Saudi Arabia mull oil sales in Chinese yuan
The crushing sanctions levied on Russia by the U.S. showed the power of the dollar — and that may drive efforts to avoid using the greenback.
Case in point: Saudi Arabia is in talks with China about accepting Chinese currency in exchange for oil, the WSJ reports.
Why it matters: Such a deal could signal that the dollar's pre-eminent status — already in flux as a result of China's rise — faces additional challenges during this moment of geopolitical change.
Threat level: Experts on the dollar — which is the world's dominant currency in terms of pricing, payments and reserves — say that a potential Saudi-China oil linkage is more a symbolic move than a serious threat to the dollar's top-dog "reserve currency" status.

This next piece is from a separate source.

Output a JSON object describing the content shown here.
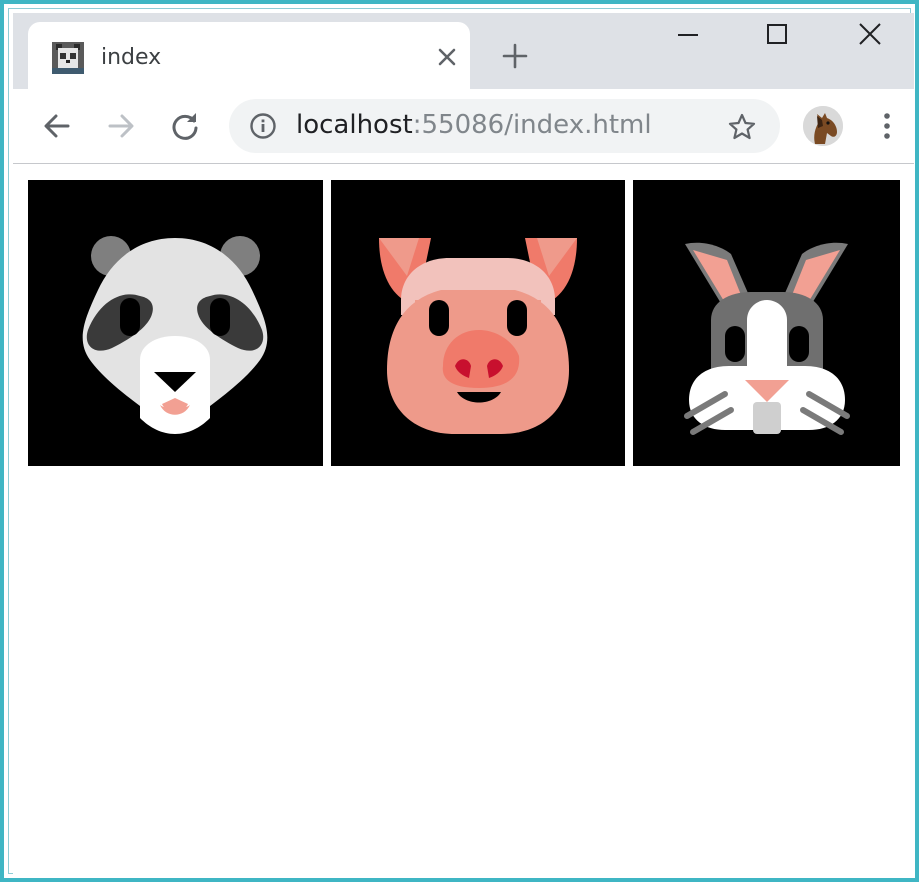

- "It could marginally dent the dollar's role as the reserve currency, but not that much," Eswar Prasad, an economics professor at Cornell University and the author of "The Dollar Trap," tells Axios.
- "Ultimately, as a reserve currency, you still need a very liquid currency with deep financial markets and strong institutions," he adds.
The backstory: Saudi Arabia has sold its oil exclusively in dollars since late 1974 after it struck a deal with the Nixon administration that included key economic and security components.
- At the time, Saudi Arabia had just led a devastating oil embargo against the U.S.
- The 1974 agreement reset the relationship, deepening the military and economic ties between the two countries.
- But since a U.S. intelligence report found that Saudi leaders approved the 2018 murder of journalist and U.S. resident Jamal Khashoggi, things are less friendly.
The bottom line: The dollar's strength stems in large part from its linkage to democracy. American laws, courts and democratic institutions exert a powerful pull that authoritarian economies have trouble competing with. At least for now.